Question #3 How does credit card processing work with your company?
First, make sure that your vendor has an integrated payment platform – an automated way to accept, authorize and process credit cards both offline and online. If not, you’ll need to use a separate payment processor and then manually enter the information into your donor database. Plus, you won’t be able to automatically charge installments for pledge payments or recurring gifts.
If your vendor does have an integrated payment platform, be mindful of the rates, the players involved, and please read the fine print. The payment industry is very complex with many players. There are credit card companies, banks, credit card processors, Independent Sales Organizations (ISO) selling the services of processors, merchant aggregators, security and compliance monitors, and online gateways (for monitoring transactions and running real time reports). And of course, each one takes a monetary piece of every credit card transaction.
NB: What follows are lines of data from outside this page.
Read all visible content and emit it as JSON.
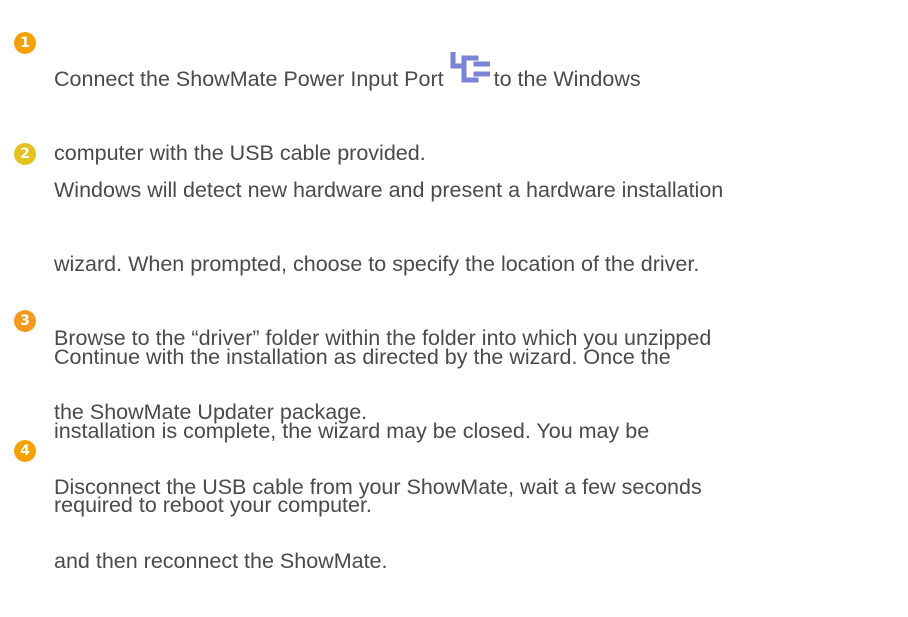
{
  "steps": [
    {
      "number": "1",
      "color": "#f5a200",
      "text_before_icon": "Connect the ShowMate Power Input Port",
      "icon": "usb-power-port-icon",
      "icon_color": "#7b83d6",
      "text_after_icon": "to the Windows",
      "lines": [
        "computer with the USB cable provided."
      ]
    },
    {
      "number": "2",
      "color": "#e6c020",
      "lines": [
        "Windows will detect new hardware and present a hardware installation",
        "wizard. When prompted, choose to specify the location of the driver.",
        "Browse to the “driver” folder within the folder into which you unzipped",
        "the ShowMate Updater package."
      ]
    },
    {
      "number": "3",
      "color": "#f29a1e",
      "lines": [
        "Continue with the installation as directed by the wizard. Once the",
        "installation is complete, the wizard may be closed. You may be",
        "required to reboot your computer."
      ]
    },
    {
      "number": "4",
      "color": "#f5a200",
      "lines": [
        "Disconnect the USB cable from your ShowMate, wait a few seconds",
        "and then reconnect the ShowMate."
      ]
    }
  ]
}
Transparency is lacking in this industry. Many processors and/or ISO’s publish low “teaser” rates such as 1.95% plus $0.30 per transaction. It takes a lot of digging and a large magnifying glass to read the fine print where you’ll see statements like:
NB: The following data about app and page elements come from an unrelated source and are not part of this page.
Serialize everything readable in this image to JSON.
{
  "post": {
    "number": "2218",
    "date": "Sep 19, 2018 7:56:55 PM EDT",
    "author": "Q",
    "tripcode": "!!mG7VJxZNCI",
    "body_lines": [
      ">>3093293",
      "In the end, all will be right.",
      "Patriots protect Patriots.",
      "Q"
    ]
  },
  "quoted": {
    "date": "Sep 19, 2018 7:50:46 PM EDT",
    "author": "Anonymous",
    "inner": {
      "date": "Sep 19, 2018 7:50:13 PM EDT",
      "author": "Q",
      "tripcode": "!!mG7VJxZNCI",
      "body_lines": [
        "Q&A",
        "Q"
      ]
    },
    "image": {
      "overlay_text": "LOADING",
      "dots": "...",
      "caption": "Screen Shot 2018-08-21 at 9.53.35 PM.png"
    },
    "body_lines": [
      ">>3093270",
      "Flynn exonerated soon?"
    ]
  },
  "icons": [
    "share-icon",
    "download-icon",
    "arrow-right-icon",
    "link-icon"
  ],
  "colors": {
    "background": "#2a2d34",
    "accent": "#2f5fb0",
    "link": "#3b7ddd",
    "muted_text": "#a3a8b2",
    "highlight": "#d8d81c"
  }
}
• “This rate is only for card present transactions. Add another 1% for card not present.” This means that if you don’t physically have the card to swipe through a card reader, then you pay more. Card Not Present transactions account for about 95% of nonprofit transactions – online donations and registrations, auto charges for pledge fulfillment and recurring gifts, and manual credit card entry. The rate now becomes 2.95% plus $0.30 per transaction
• “This rate applies only to bank cards and excludes cards attached to loyalty and affinity programs. Add another 1% for point cards.” American Express is not a bank card so add another 2% or more to any American Express transaction. Over 90% of bank cards used by consumers today (like MasterCard and Visa) are tied to affinity or loyalty programs – cash back on transactions, airline miles and points to redeem for merchandise. That now makes the rate 3.95% plus $0.30 for bank cards and 4.95% plus $0.30 for American Express.
• “Gateway fees not included. Paper statements are an additional $10 per month.” Most gateways charge $10 to $20 per month and some also charge transaction fees (up to $0.10 per transaction). A gateway is necessary for secure online transactions and for reconciling transactions and running reports. Some gateways also charge additional fees to support recurring donations (could be another $10 per month).
• “Taxes, PCI compliance and regulatory compliance fees are extra.” There’s a mandatory $3.90 monthly charge for tax reporting to the IRS. There’s a $99 annual PCI compliance fee. There’s also an additional fee (sometimes as high as $25 per month) for PCI non-compliance (if an audit/scan is not done by a security company to verify PCI compliance). Most payment companies pass all these fees on to you, the merchant.
Key considerations are (1) vendor provides integrated payment platform; (2) you know exactly the one rate you are being charged for each and every transaction regardless of the card type and no matter whether you have the credit card present or the charge is being made online (and this one shouldn’t be higher than 3%); (3) you pay no extra fees and there are no hidden fees; and (4) money is deposited into your bank account same day or at least within 24 hours.
Note that these aren’t the ONLY three nonprofit CRM software factors you should be investigating… click below to uncover all the hidden costs of